■ Prompt:
Would you return every entry below without a single difference?

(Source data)
***

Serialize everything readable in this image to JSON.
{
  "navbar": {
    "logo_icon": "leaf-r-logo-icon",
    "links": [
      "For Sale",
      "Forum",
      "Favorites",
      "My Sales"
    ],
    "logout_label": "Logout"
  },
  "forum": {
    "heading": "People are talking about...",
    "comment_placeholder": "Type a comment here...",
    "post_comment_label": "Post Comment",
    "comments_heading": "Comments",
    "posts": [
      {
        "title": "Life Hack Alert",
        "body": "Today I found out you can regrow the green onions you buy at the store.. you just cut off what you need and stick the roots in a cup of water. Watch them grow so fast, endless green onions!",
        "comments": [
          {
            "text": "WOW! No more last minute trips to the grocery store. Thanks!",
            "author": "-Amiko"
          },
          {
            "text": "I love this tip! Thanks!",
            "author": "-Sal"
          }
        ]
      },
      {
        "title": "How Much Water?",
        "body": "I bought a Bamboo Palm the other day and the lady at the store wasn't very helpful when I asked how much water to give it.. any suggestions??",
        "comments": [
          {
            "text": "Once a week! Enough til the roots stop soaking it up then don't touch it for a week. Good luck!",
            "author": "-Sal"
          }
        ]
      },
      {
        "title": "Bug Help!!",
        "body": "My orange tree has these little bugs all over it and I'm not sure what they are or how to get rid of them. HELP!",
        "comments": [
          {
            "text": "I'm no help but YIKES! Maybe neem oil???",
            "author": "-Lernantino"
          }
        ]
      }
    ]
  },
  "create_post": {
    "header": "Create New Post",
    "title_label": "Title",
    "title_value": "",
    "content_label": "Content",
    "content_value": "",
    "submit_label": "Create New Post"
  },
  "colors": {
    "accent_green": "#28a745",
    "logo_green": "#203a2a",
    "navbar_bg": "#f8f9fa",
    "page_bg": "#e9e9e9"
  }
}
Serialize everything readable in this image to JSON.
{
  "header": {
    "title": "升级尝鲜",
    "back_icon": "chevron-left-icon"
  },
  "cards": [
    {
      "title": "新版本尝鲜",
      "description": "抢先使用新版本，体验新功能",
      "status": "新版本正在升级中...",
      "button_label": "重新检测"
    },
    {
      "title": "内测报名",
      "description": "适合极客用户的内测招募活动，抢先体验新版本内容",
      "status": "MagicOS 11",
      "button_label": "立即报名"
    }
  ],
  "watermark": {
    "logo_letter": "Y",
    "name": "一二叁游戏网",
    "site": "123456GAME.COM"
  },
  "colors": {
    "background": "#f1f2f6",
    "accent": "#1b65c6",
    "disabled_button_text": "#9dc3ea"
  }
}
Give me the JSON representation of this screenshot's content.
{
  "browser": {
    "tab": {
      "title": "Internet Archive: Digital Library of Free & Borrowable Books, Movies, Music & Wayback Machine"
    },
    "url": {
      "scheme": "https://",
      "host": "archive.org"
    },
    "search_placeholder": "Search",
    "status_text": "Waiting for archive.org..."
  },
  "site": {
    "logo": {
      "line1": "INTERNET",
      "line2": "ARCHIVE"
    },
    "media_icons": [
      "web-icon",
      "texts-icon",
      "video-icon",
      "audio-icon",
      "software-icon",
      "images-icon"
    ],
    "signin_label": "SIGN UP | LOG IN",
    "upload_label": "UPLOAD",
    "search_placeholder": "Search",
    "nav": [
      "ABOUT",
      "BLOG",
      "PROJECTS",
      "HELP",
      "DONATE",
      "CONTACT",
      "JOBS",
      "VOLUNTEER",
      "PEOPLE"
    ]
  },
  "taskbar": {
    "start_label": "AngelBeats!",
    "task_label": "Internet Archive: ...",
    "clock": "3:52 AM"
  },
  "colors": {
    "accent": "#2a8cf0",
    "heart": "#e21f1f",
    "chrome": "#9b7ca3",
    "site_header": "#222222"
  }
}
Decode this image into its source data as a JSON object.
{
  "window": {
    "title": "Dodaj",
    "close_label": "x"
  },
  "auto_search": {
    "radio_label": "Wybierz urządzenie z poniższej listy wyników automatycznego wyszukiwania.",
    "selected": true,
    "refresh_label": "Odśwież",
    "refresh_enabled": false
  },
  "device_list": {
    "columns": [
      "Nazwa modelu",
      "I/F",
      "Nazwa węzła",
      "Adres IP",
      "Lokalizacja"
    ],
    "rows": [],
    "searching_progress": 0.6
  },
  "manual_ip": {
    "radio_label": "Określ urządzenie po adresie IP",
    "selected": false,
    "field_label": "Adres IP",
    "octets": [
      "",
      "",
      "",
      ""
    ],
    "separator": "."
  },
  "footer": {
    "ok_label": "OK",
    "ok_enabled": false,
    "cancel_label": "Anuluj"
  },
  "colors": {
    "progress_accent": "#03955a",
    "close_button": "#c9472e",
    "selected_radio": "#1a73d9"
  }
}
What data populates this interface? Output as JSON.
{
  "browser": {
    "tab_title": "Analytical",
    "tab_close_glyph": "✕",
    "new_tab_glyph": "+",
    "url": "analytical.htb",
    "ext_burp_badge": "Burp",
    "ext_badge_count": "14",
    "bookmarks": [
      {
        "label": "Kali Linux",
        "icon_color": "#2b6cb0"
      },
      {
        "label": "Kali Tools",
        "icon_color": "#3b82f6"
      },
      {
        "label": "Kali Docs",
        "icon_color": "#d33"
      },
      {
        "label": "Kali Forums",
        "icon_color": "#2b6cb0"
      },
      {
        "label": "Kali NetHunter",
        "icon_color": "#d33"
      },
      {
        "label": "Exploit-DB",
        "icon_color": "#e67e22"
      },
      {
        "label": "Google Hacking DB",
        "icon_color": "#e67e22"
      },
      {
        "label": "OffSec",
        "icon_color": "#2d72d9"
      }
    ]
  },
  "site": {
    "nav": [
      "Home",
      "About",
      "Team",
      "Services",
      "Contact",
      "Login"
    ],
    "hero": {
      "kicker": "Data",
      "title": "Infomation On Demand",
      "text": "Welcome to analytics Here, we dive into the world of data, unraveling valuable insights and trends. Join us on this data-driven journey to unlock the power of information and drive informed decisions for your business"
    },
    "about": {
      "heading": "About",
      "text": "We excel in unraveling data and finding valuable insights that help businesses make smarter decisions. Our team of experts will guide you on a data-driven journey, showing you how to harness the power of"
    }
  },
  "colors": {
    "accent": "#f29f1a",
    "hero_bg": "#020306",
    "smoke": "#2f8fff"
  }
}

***

■ Worked solution:
Serialize everything readable in this image to JSON.
{
  "navbar": {
    "logo_icon": "leaf-r-logo-icon",
    "links": [
      "For Sale",
      "Forum",
      "Favorites",
      "My Sales"
    ],
    "logout_label": "Logout"
  },
  "forum": {
    "heading": "People are talking about...",
    "comment_placeholder": "Type a comment here...",
    "post_comment_label": "Post Comment",
    "comments_heading": "Comments",
    "posts": [
      {
        "title": "Life Hack Alert",
        "body": "Today I found out you can regrow the green onions you buy at the store.. you just cut off what you need and stick the roots in a cup of water. Watch them grow so fast, endless green onions!",
        "comments": [
          {
            "text": "WOW! No more last minute trips to the grocery store. Thanks!",
            "author": "-Amiko"
          },
          {
            "text": "I love this tip! Thanks!",
            "author": "-Sal"
          }
        ]
      },
      {
        "title": "How Much Water?",
        "body": "I bought a Bamboo Palm the other day and the lady at the store wasn't very helpful when I asked how much water to give it.. any suggestions??",
        "comments": [
          {
            "text": "Once a week! Enough til the roots stop soaking it up then don't touch it for a week. Good luck!",
            "author": "-Sal"
          }
        ]
      },
      {
        "title": "Bug Help!!",
        "body": "My orange tree has these little bugs all over it and I'm not sure what they are or how to get rid of them. HELP!",
        "comments": [
          {
            "text": "I'm no help but YIKES! Maybe neem oil???",
            "author": "-Lernantino"
          }
        ]
      }
    ]
  },
  "create_post": {
    "header": "Create New Post",
    "title_label": "Title",
    "title_value": "",
    "content_label": "Content",
    "content_value": "",
    "submit_label": "Create New Post"
  },
  "colors": {
    "accent_green": "#28a745",
    "logo_green": "#203a2a",
    "navbar_bg": "#f8f9fa",
    "page_bg": "#e9e9e9"
  }
}
Serialize everything readable in this image to JSON.
{
  "header": {
    "title": "升级尝鲜",
    "back_icon": "chevron-left-icon"
  },
  "cards": [
    {
      "title": "新版本尝鲜",
      "description": "抢先使用新版本，体验新功能",
      "status": "新版本正在升级中...",
      "button_label": "重新检测"
    },
    {
      "title": "内测报名",
      "description": "适合极客用户的内测招募活动，抢先体验新版本内容",
      "status": "MagicOS 11",
      "button_label": "立即报名"
    }
  ],
  "watermark": {
    "logo_letter": "Y",
    "name": "一二叁游戏网",
    "site": "123456GAME.COM"
  },
  "colors": {
    "background": "#f1f2f6",
    "accent": "#1b65c6",
    "disabled_button_text": "#9dc3ea"
  }
}
Give me the JSON representation of this screenshot's content.
{
  "browser": {
    "tab": {
      "title": "Internet Archive: Digital Library of Free & Borrowable Books, Movies, Music & Wayback Machine"
    },
    "url": {
      "scheme": "https://",
      "host": "archive.org"
    },
    "search_placeholder": "Search",
    "status_text": "Waiting for archive.org..."
  },
  "site": {
    "logo": {
      "line1": "INTERNET",
      "line2": "ARCHIVE"
    },
    "media_icons": [
      "web-icon",
      "texts-icon",
      "video-icon",
      "audio-icon",
      "software-icon",
      "images-icon"
    ],
    "signin_label": "SIGN UP | LOG IN",
    "upload_label": "UPLOAD",
    "search_placeholder": "Search",
    "nav": [
      "ABOUT",
      "BLOG",
      "PROJECTS",
      "HELP",
      "DONATE",
      "CONTACT",
      "JOBS",
      "VOLUNTEER",
      "PEOPLE"
    ]
  },
  "taskbar": {
    "start_label": "AngelBeats!",
    "task_label": "Internet Archive: ...",
    "clock": "3:52 AM"
  },
  "colors": {
    "accent": "#2a8cf0",
    "heart": "#e21f1f",
    "chrome": "#9b7ca3",
    "site_header": "#222222"
  }
}
Decode this image into its source data as a JSON object.
{
  "window": {
    "title": "Dodaj",
    "close_label": "x"
  },
  "auto_search": {
    "radio_label": "Wybierz urządzenie z poniższej listy wyników automatycznego wyszukiwania.",
    "selected": true,
    "refresh_label": "Odśwież",
    "refresh_enabled": false
  },
  "device_list": {
    "columns": [
      "Nazwa modelu",
      "I/F",
      "Nazwa węzła",
      "Adres IP",
      "Lokalizacja"
    ],
    "rows": [],
    "searching_progress": 0.6
  },
  "manual_ip": {
    "radio_label": "Określ urządzenie po adresie IP",
    "selected": false,
    "field_label": "Adres IP",
    "octets": [
      "",
      "",
      "",
      ""
    ],
    "separator": "."
  },
  "footer": {
    "ok_label": "OK",
    "ok_enabled": false,
    "cancel_label": "Anuluj"
  },
  "colors": {
    "progress_accent": "#03955a",
    "close_button": "#c9472e",
    "selected_radio": "#1a73d9"
  }
}
What data populates this interface? Output as JSON.
{
  "browser": {
    "tab_title": "Analytical",
    "tab_close_glyph": "✕",
    "new_tab_glyph": "+",
    "url": "analytical.htb",
    "ext_burp_badge": "Burp",
    "ext_badge_count": "14",
    "bookmarks": [
      {
        "label": "Kali Linux",
        "icon_color": "#2b6cb0"
      },
      {
        "label": "Kali Tools",
        "icon_color": "#3b82f6"
      },
      {
        "label": "Kali Docs",
        "icon_color": "#d33"
      },
      {
        "label": "Kali Forums",
        "icon_color": "#2b6cb0"
      },
      {
        "label": "Kali NetHunter",
        "icon_color": "#d33"
      },
      {
        "label": "Exploit-DB",
        "icon_color": "#e67e22"
      },
      {
        "label": "Google Hacking DB",
        "icon_color": "#e67e22"
      },
      {
        "label": "OffSec",
        "icon_color": "#2d72d9"
      }
    ]
  },
  "site": {
    "nav": [
      "Home",
      "About",
      "Team",
      "Services",
      "Contact",
      "Login"
    ],
    "hero": {
      "kicker": "Data",
      "title": "Infomation On Demand",
      "text": "Welcome to analytics Here, we dive into the world of data, unraveling valuable insights and trends. Join us on this data-driven journey to unlock the power of information and drive informed decisions for your business"
    },
    "about": {
      "heading": "About",
      "text": "We excel in unraveling data and finding valuable insights that help businesses make smarter decisions. Our team of experts will guide you on a data-driven journey, showing you how to harness the power of"
    }
  },
  "colors": {
    "accent": "#f29f1a",
    "hero_bg": "#020306",
    "smoke": "#2f8fff"
  }
}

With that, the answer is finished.